  • Sometimes small blue spots (purpura) may also occur. These will disappear within a few days.
  • In the case where some hairs were inadequately shaved or removed before the treatment, small superficial wounds (erosions) may occur.
  • Blistering is mainly expected in people with a darker skin colour or after recent exposure to UV radiation from the sun or sunbeds. Therefore, it is absolutely not recommended to undergo laser treatment if you have been exposed to the sun or a sunbed during the past 14 days, even if your skin colour is hardly tanned (pigmented).
  • Small wounds and blisters will heal quickly and usually do not cause scars. You can treat them locally with an antiseptic ointment or gel.
  • After the laser treatment, your skin can be slightly paler (hypopigmentation) or browner (hyperpigmentation). Usually, this is not pronounced and will disappear again spontaneously. People with a darker skin type are usually more sensitive to this.

When is it not possible to perform laser depilation?
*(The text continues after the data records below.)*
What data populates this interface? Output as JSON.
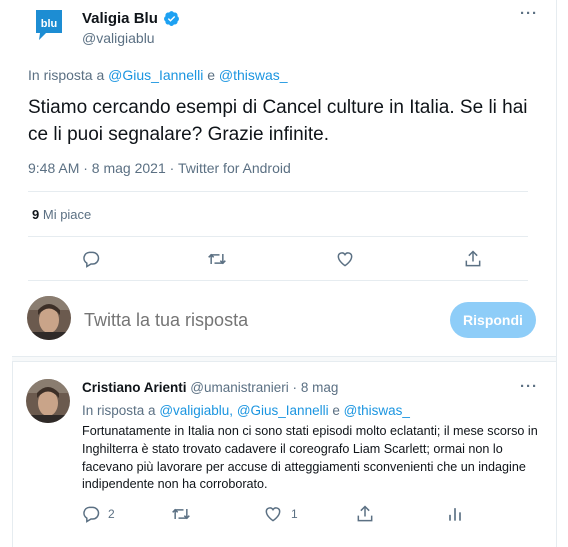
{
  "main_tweet": {
    "author_name": "Valigia Blu",
    "author_handle": "@valigiablu",
    "logo_text": "blu",
    "reply_prefix": "In risposta a",
    "reply_user_1": "@Gius_Iannelli",
    "reply_conj": "e",
    "reply_user_2": "@thiswas_",
    "text": "Stiamo cercando esempi di Cancel culture in Italia. Se li hai ce li puoi segnalare? Grazie infinite.",
    "meta": "9:48 AM · 8 mag 2021 · Twitter for Android",
    "likes_count": "9",
    "likes_label": "Mi piace",
    "more_icon": "···"
  },
  "composer": {
    "placeholder": "Twitta la tua risposta",
    "button_label": "Rispondi"
  },
  "reply_tweet": {
    "author_name": "Cristiano Arienti",
    "author_handle": "@umanistranieri",
    "dot": "·",
    "time": "8 mag",
    "reply_prefix": "In risposta a",
    "reply_user_1": "@valigiablu,",
    "reply_user_2": "@Gius_Iannelli",
    "reply_conj": "e",
    "reply_user_3": "@thiswas_",
    "text": "Fortunatamente in Italia non ci sono stati episodi molto eclatanti; il mese scorso in Inghilterra è stato trovato cadavere il coreografo Liam Scarlett; ormai non lo facevano più lavorare per accuse di atteggiamenti sconvenienti che un indagine indipendente non ha corroborato.",
    "reply_count": "2",
    "like_count": "1",
    "more_icon": "···"
  },
  "colors": {
    "accent": "#1b95e0",
    "logo_blue": "#1d8dd3",
    "secondary_text": "#5b7083",
    "button_disabled": "#8ecdf8",
    "border": "#e6ecf0"
  },
  "icons": {
    "reply": "reply-icon",
    "retweet": "retweet-icon",
    "like": "heart-icon",
    "share": "share-icon",
    "analytics": "analytics-icon",
    "verified": "verified-badge-icon",
    "more": "more-options-icon"
  }
}
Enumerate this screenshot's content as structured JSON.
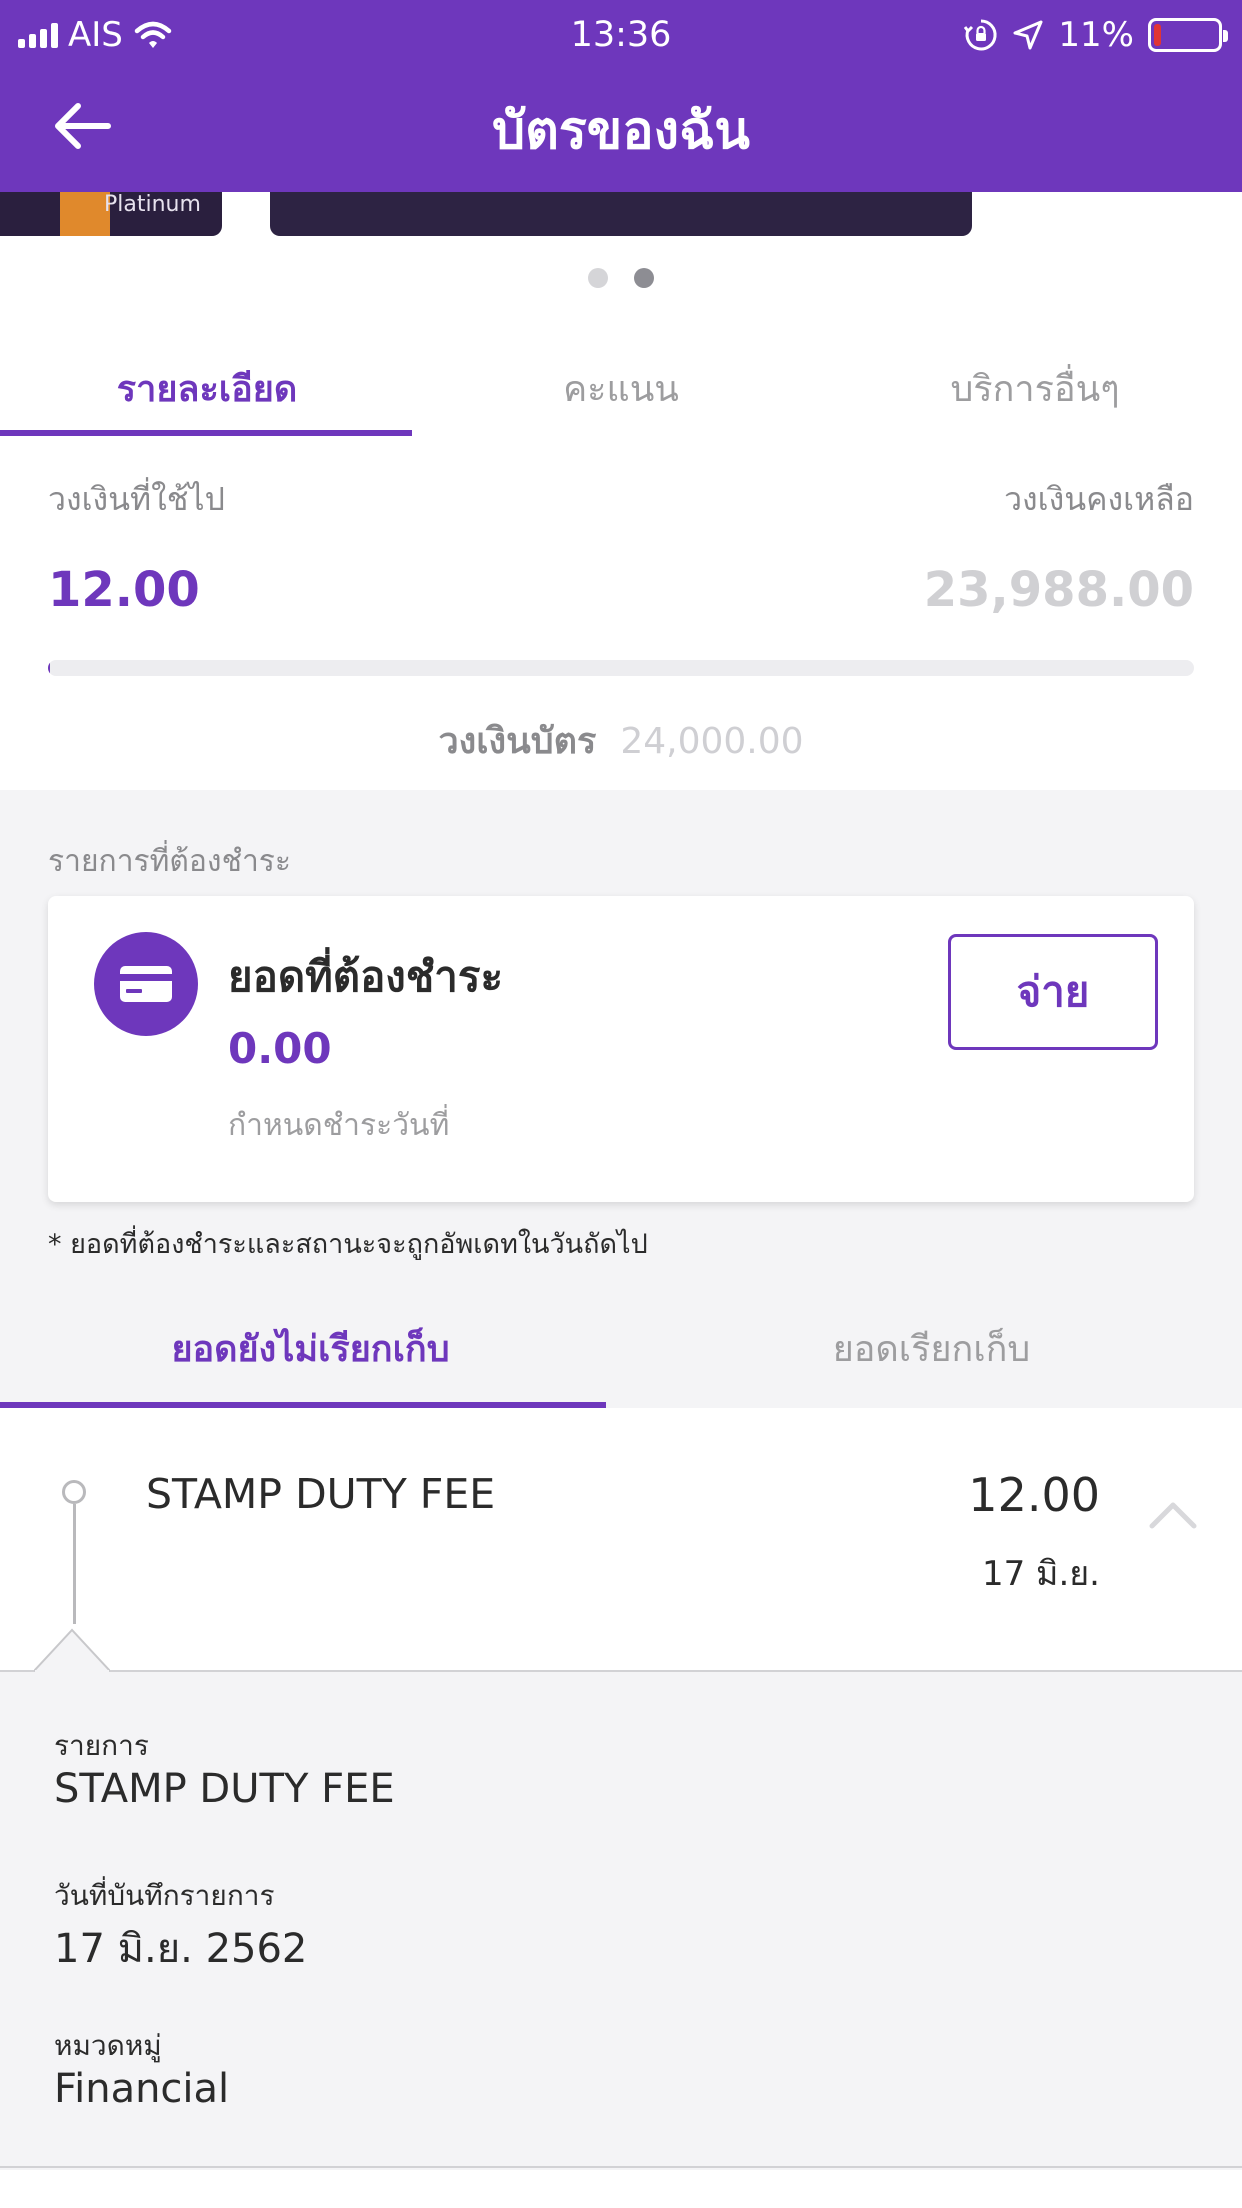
{
  "status_bar": {
    "carrier": "AIS",
    "time": "13:36",
    "battery_percent": "11%",
    "battery_level": 0.11
  },
  "header": {
    "title": "บัตรของฉัน",
    "back_icon": "arrow-left-icon"
  },
  "carousel": {
    "card_label": "Platinum",
    "active_index": 1,
    "count": 2
  },
  "tabs": [
    {
      "label": "รายละเอียด",
      "active": true
    },
    {
      "label": "คะแนน",
      "active": false
    },
    {
      "label": "บริการอื่นๆ",
      "active": false
    }
  ],
  "credit": {
    "used_label": "วงเงินที่ใช้ไป",
    "used_value": "12.00",
    "remaining_label": "วงเงินคงเหลือ",
    "remaining_value": "23,988.00",
    "limit_label": "วงเงินบัตร",
    "limit_value": "24,000.00",
    "used_fraction": 0.0005
  },
  "payment": {
    "section_label": "รายการที่ต้องชำระ",
    "title": "ยอดที่ต้องชำระ",
    "amount": "0.00",
    "due_label": "กำหนดชำระวันที่",
    "pay_button": "จ่าย",
    "footnote": "* ยอดที่ต้องชำระและสถานะจะถูกอัพเดทในวันถัดไป",
    "icon": "credit-card-icon"
  },
  "statement_tabs": [
    {
      "label": "ยอดยังไม่เรียกเก็บ",
      "active": true
    },
    {
      "label": "ยอดเรียกเก็บ",
      "active": false
    }
  ],
  "transaction": {
    "name": "STAMP DUTY FEE",
    "amount": "12.00",
    "date": "17 มิ.ย.",
    "expand_icon": "chevron-up-icon",
    "details": [
      {
        "label": "รายการ",
        "value": "STAMP DUTY FEE"
      },
      {
        "label": "วันที่บันทึกรายการ",
        "value": "17 มิ.ย. 2562"
      },
      {
        "label": "หมวดหมู่",
        "value": "Financial"
      }
    ]
  },
  "colors": {
    "brand": "#6e37bc",
    "battery_low": "#e13434"
  }
}
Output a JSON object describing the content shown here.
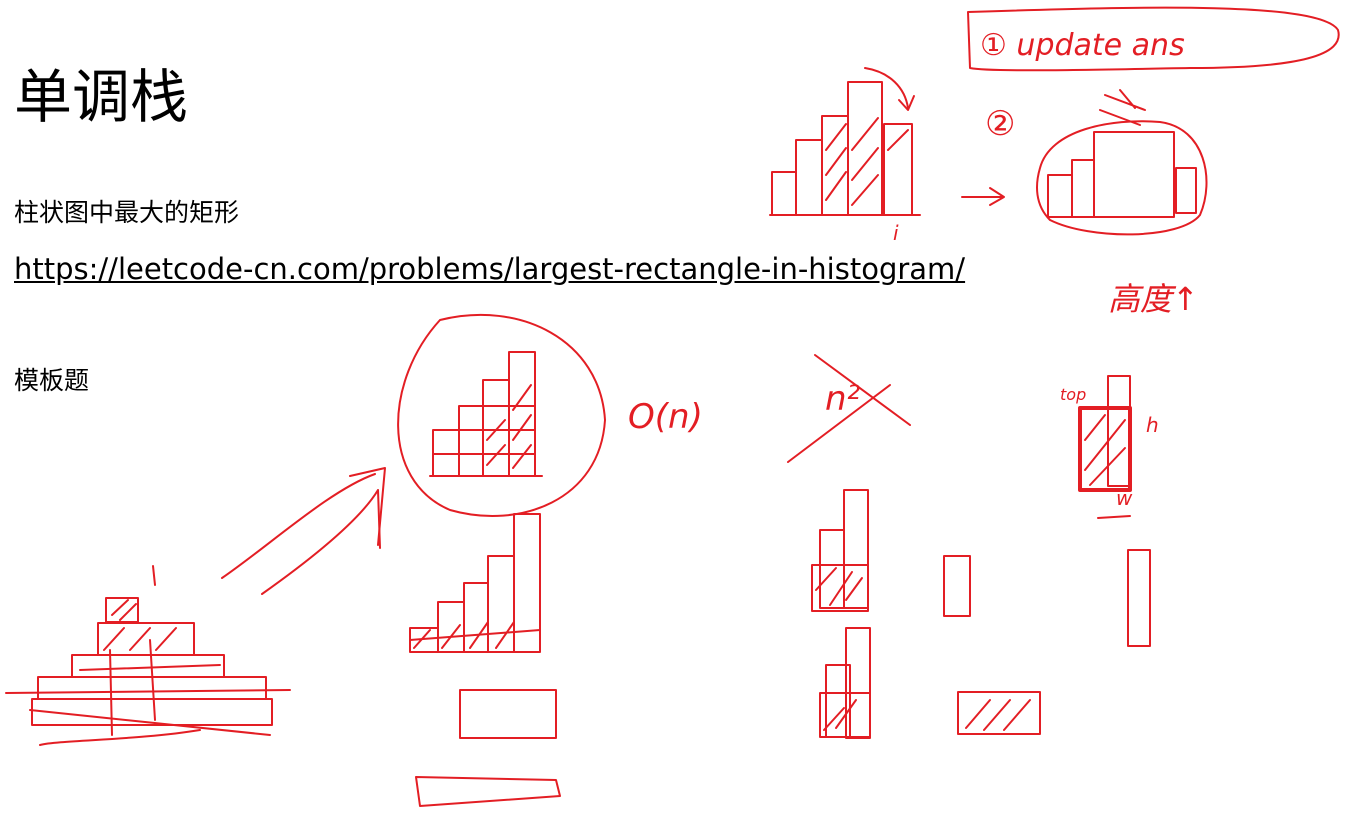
{
  "page": {
    "title": "单调栈",
    "problem_name": "柱状图中最大的矩形",
    "problem_link": "https://leetcode-cn.com/problems/largest-rectangle-in-histogram/",
    "note": "模板题"
  },
  "handwriting": {
    "ink_color": "#e31e24",
    "step_one": "① update ans",
    "step_two": "②",
    "index_mark": "i",
    "height_up": "高度↑",
    "complexity": "O(n)",
    "crossed_out": "n²",
    "label_top": "top",
    "label_h": "h",
    "label_w": "w",
    "one_mark": "1"
  }
}
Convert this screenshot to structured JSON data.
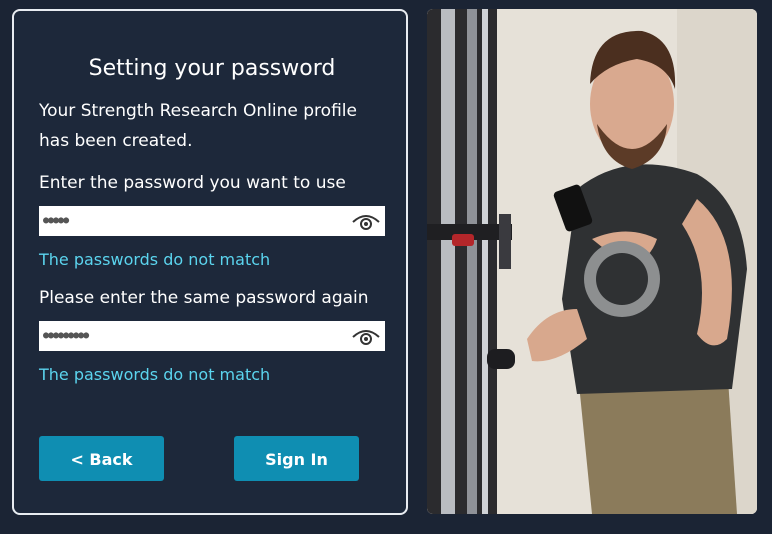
{
  "form": {
    "title": "Setting your password",
    "message": "Your Strength Research Online profile has been created.",
    "password_label": "Enter the password you want to use",
    "password_value": "●●●●●",
    "password_error": "The passwords do not match",
    "confirm_label": "Please enter the same password again",
    "confirm_value": "●●●●●●●●●",
    "confirm_error": "The passwords do not match",
    "back_label": "< Back",
    "signin_label": "Sign In"
  },
  "icons": {
    "password_toggle": "eye-icon",
    "confirm_toggle": "eye-icon"
  },
  "colors": {
    "background": "#1b2434",
    "card_border": "#e8ecf1",
    "error_text": "#5bd4ee",
    "button": "#0f8eb2"
  }
}
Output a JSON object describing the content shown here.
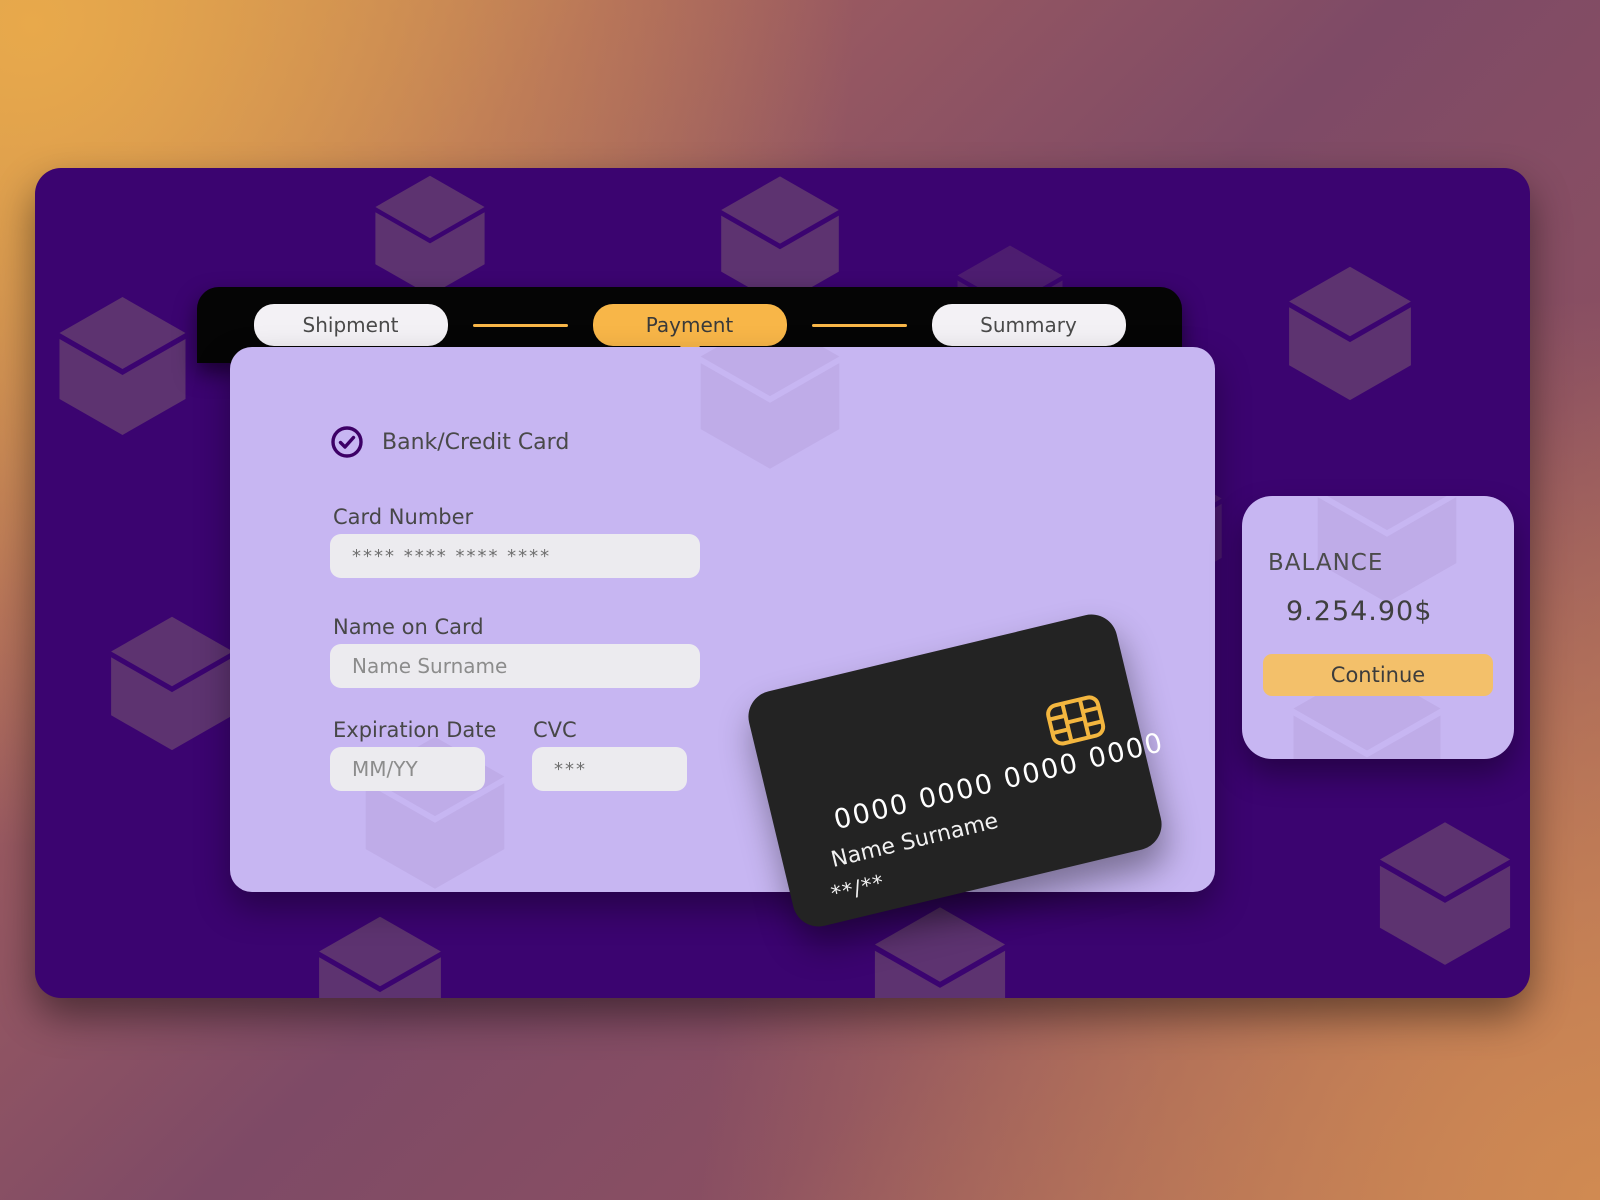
{
  "theme": {
    "page_gradient_start": "#e8a94b",
    "page_gradient_mid": "#7e4a66",
    "page_gradient_end": "#d08a52",
    "container_bg": "#3b0470",
    "cube_color": "#5d3370",
    "panel_bg": "#c7b6f2",
    "topbar_bg": "#050505",
    "accent": "#f8b648",
    "button_bg": "#f3c06a",
    "input_bg": "#ecebef",
    "card_bg": "#232323",
    "check_color": "#3d0066"
  },
  "stepper": {
    "steps": [
      {
        "label": "Shipment",
        "active": false
      },
      {
        "label": "Payment",
        "active": true
      },
      {
        "label": "Summary",
        "active": false
      }
    ]
  },
  "payment_method": {
    "label": "Bank/Credit Card",
    "icon": "check-circle-icon",
    "selected": true
  },
  "form": {
    "card_number": {
      "label": "Card Number",
      "value": "",
      "placeholder": "**** **** **** ****"
    },
    "name_on_card": {
      "label": "Name on Card",
      "value": "",
      "placeholder": "Name Surname"
    },
    "expiration": {
      "label": "Expiration Date",
      "value": "",
      "placeholder": "MM/YY"
    },
    "cvc": {
      "label": "CVC",
      "value": "",
      "placeholder": "***"
    }
  },
  "credit_card_preview": {
    "number": "0000 0000 0000 0000",
    "name": "Name Surname",
    "expiry": "**/**",
    "chip_icon": "chip-icon"
  },
  "balance_panel": {
    "title": "BALANCE",
    "amount": "9.254.90$",
    "continue_label": "Continue"
  }
}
  • When you have a history of 'proud flesh' (keloid scars)
  • In the case of an active infection or fever blisters (herpes simplex) in the area to be treated
  • If you have been medically treated (with Roaccutane) for pronounced acne during the last 6 months
  • If you have been exposed to the sun or have used a sunbed during the last 14 days

Aftercare following laser depilation

  • As aftercare, it is recommended to cool the treated zones down during the first few hours with cold compresses or washcloths, or with a cooling gel or ointment such as Flamigel or Flammazine. These ointments are also recommended in the case of small wounds or blisters. 
  • If you experience skin irritation, it is also important to avoid strong friction or the use of soap and detergents as much as possible on the treated areas.

What you also need to know

  • During treatment, the patient, the physician(s), staff and any attending family have to wear special glasses to protect their eyes from the laser light.

If you have any question about laser depilation, do not hesitate to contact us.